= Beginning of Section =

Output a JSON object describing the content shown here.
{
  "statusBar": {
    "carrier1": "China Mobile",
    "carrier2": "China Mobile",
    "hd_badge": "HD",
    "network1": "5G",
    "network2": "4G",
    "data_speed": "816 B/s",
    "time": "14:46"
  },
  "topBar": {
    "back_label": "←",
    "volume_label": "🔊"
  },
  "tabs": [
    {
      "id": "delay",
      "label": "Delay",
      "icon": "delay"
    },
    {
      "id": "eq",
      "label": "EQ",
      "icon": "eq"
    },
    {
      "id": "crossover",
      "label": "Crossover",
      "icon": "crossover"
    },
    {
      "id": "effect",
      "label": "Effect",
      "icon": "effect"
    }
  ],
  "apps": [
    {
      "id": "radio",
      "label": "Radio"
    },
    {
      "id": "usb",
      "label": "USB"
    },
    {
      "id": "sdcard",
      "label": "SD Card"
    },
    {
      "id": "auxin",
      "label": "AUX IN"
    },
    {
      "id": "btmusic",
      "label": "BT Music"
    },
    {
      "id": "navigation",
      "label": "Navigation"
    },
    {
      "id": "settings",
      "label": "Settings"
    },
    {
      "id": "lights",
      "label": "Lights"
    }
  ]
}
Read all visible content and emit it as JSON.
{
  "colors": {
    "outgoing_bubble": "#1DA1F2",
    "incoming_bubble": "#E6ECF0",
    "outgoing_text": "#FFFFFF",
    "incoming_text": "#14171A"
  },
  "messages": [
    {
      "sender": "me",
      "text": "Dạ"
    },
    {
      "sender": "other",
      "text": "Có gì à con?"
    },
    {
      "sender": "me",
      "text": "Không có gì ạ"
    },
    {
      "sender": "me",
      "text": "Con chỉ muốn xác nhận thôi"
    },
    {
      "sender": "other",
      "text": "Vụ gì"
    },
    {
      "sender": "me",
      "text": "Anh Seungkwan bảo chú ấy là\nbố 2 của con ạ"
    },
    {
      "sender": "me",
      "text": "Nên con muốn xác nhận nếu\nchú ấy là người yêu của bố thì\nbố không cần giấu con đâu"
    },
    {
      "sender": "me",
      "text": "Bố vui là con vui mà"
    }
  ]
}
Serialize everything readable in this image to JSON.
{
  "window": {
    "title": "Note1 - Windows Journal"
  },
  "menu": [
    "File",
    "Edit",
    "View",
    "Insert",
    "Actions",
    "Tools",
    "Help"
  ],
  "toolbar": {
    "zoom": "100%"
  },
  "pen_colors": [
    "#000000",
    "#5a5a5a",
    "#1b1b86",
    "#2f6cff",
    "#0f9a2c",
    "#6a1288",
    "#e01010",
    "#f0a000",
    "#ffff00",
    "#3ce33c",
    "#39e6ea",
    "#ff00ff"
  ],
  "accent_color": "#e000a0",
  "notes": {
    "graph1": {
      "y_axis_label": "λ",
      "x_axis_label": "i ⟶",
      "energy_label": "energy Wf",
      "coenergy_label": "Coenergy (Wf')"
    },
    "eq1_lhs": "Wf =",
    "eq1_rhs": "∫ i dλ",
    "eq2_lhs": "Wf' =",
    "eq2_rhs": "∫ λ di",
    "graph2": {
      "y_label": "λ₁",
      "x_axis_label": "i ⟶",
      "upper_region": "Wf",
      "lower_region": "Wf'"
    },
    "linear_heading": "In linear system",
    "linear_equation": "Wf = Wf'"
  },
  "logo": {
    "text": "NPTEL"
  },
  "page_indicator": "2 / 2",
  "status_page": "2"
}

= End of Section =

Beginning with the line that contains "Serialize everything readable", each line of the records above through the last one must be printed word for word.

Serialize everything readable in this image to JSON.
{
  "window": {
    "title": "Note1 - Windows Journal"
  },
  "menu": [
    "File",
    "Edit",
    "View",
    "Insert",
    "Actions",
    "Tools",
    "Help"
  ],
  "toolbar": {
    "zoom": "100%"
  },
  "pen_colors": [
    "#000000",
    "#5a5a5a",
    "#1b1b86",
    "#2f6cff",
    "#0f9a2c",
    "#6a1288",
    "#e01010",
    "#f0a000",
    "#ffff00",
    "#3ce33c",
    "#39e6ea",
    "#ff00ff"
  ],
  "accent_color": "#e000a0",
  "notes": {
    "graph1": {
      "y_axis_label": "λ",
      "x_axis_label": "i ⟶",
      "energy_label": "energy Wf",
      "coenergy_label": "Coenergy (Wf')"
    },
    "eq1_lhs": "Wf =",
    "eq1_rhs": "∫ i dλ",
    "eq2_lhs": "Wf' =",
    "eq2_rhs": "∫ λ di",
    "graph2": {
      "y_label": "λ₁",
      "x_axis_label": "i ⟶",
      "upper_region": "Wf",
      "lower_region": "Wf'"
    },
    "linear_heading": "In linear system",
    "linear_equation": "Wf = Wf'"
  },
  "logo": {
    "text": "NPTEL"
  },
  "page_indicator": "2 / 2",
  "status_page": "2"
}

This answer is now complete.